Re: Serial Connection -- shielding
* Stan Hoeppner <firstname.lastname@example.org> [110328 06:24]:
> Moczik Gabor put forth on 3/28/2011 12:01 AM:
> > Stan Hoeppner wrote:
> >> We bought DB25 plugs in bags of 100, and used spooled CAT5 as the noise
> >> rejection is many times that of CAT3, allowing greater distances across
> >> sprawling warehouses.
> > RS-232 uses single-ended signaling and requires shielded cable, twisted
> > pair doesn't help either.
Shielding provides immunity (not always perfect) against
radio-frequency interference. But shielding (aside from an enclosure
or conduit of iron or steel) provides no immunity against magnetic

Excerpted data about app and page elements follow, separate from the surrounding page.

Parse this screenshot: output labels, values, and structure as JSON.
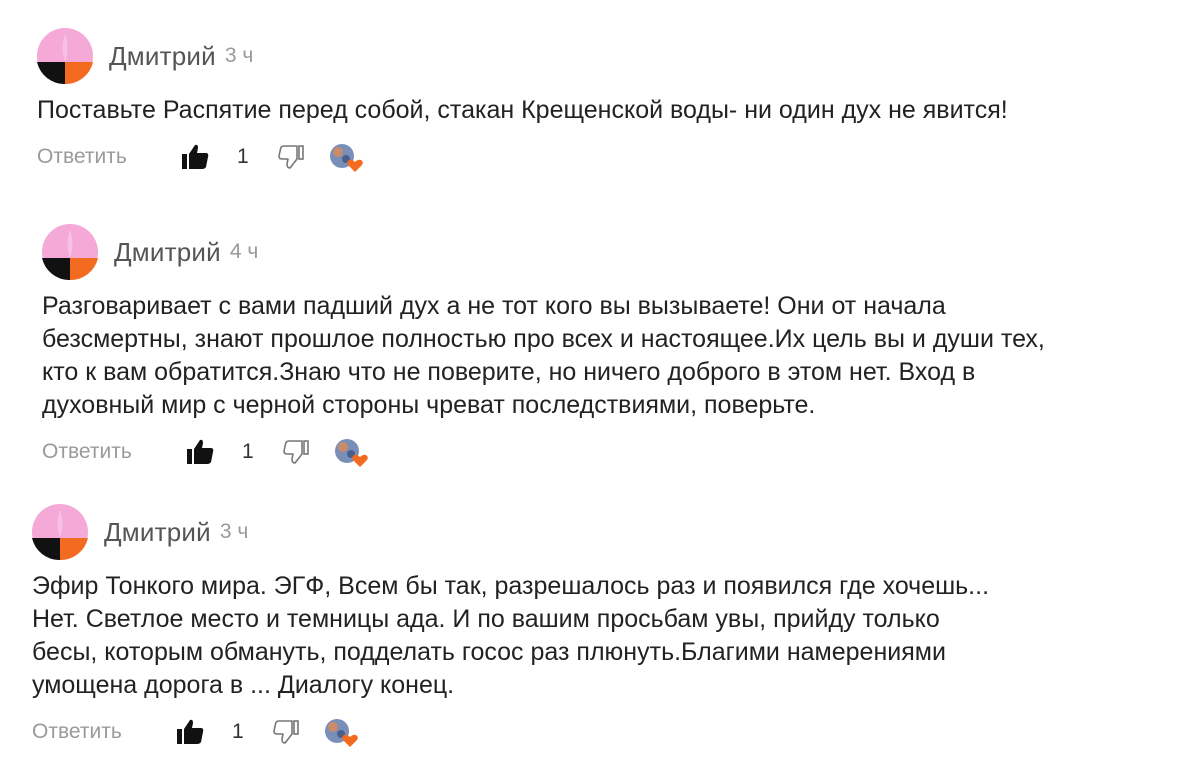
{
  "comments": [
    {
      "author": "Дмитрий",
      "time": "3 ч",
      "text": "Поставьте Распятие перед собой, стакан Крещенской воды- ни один дух не явится!",
      "reply_label": "Ответить",
      "likes": "1"
    },
    {
      "author": "Дмитрий",
      "time": "4 ч",
      "text": "Разговаривает с вами падший дух а не тот кого вы вызываете! Они от начала\nбезсмертны, знают прошлое полностью про всех и настоящее.Их цель вы и души тех,\nкто к вам обратится.Знаю что не поверите, но ничего доброго в этом нет. Вход в\nдуховный мир с черной стороны чреват последствиями, поверьте.",
      "reply_label": "Ответить",
      "likes": "1"
    },
    {
      "author": "Дмитрий",
      "time": "3 ч",
      "text": "Эфир Тонкого мира. ЭГФ, Всем бы так, разрешалось раз и появился где хочешь...\nНет. Светлое место и темницы ада. И по вашим просьбам увы, прийду только\nбесы, которым обмануть, подделать госос раз плюнуть.Благими намерениями\nумощена дорога в ... Диалогу конец.",
      "reply_label": "Ответить",
      "likes": "1"
    }
  ],
  "icons": {
    "avatar": "avatar-pink-black-orange",
    "like": "thumbs-up-icon",
    "dislike": "thumbs-down-icon",
    "reaction": "reaction-heart-icon"
  },
  "colors": {
    "avatar_pink": "#f5a9d6",
    "avatar_orange": "#f26b21",
    "avatar_black": "#111111",
    "heart": "#f26b21"
  }
}
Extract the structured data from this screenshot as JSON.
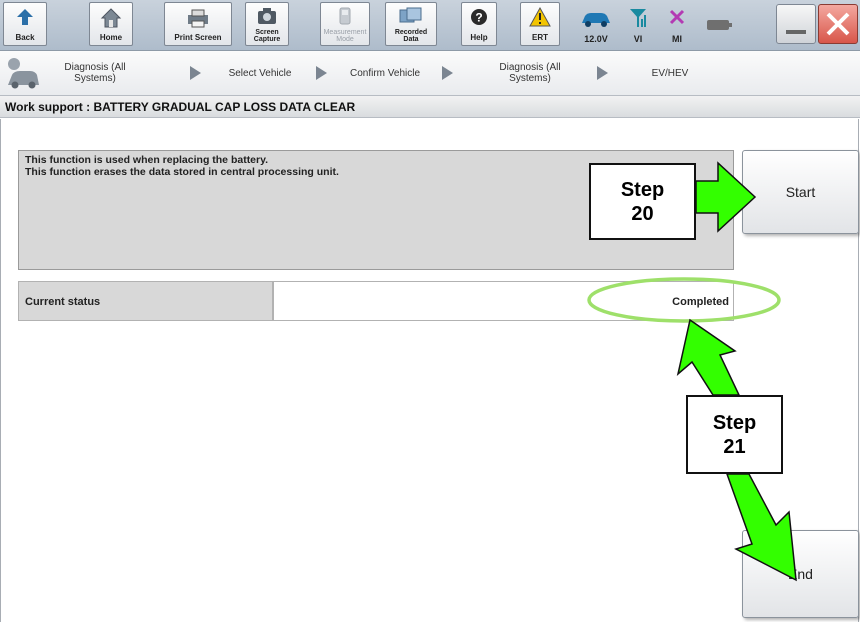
{
  "toolbar": {
    "back": "Back",
    "home": "Home",
    "print_screen": "Print Screen",
    "screen_capture": "Screen\nCapture",
    "measurement_mode": "Measurement\nMode",
    "recorded_data": "Recorded\nData",
    "help": "Help",
    "ert": "ERT",
    "voltage": "12.0V",
    "vi": "VI",
    "mi": "MI"
  },
  "breadcrumb": {
    "items": [
      "Diagnosis (All\nSystems)",
      "Select Vehicle",
      "Confirm Vehicle",
      "Diagnosis (All\nSystems)",
      "EV/HEV"
    ]
  },
  "page": {
    "title": "Work support : BATTERY GRADUAL CAP LOSS DATA CLEAR",
    "description_line1": "This function is used when replacing the battery.",
    "description_line2": "This function erases the data stored in central processing unit.",
    "start_label": "Start",
    "end_label": "End",
    "status_label": "Current status",
    "status_value": "Completed"
  },
  "callouts": {
    "step20": "Step\n20",
    "step21": "Step\n21"
  },
  "colors": {
    "arrow_green": "#33ff00",
    "highlight_ellipse": "#9ee06a",
    "close_red": "#d8564a"
  }
}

If an RS-232 cable does not run near electric motors or switchgear, or
make a long run parallel to power cables, and if radio-frequency
interference is not a problem, then CAT5, CAT3, or even multiple
strands of lamp cord may be satisfactory, without a shield. In fact,
lamp cord -- typically 18 AWG stranded copper -- should allow longer
runs, because of its much lower resistance (and thus, lower signal
attenuation). And, at some point, capacitance of the circuit can
become a problem, because it limits the usable data rate.
Who is this that darkeneth counsel by words without knowledge? - Job 38:2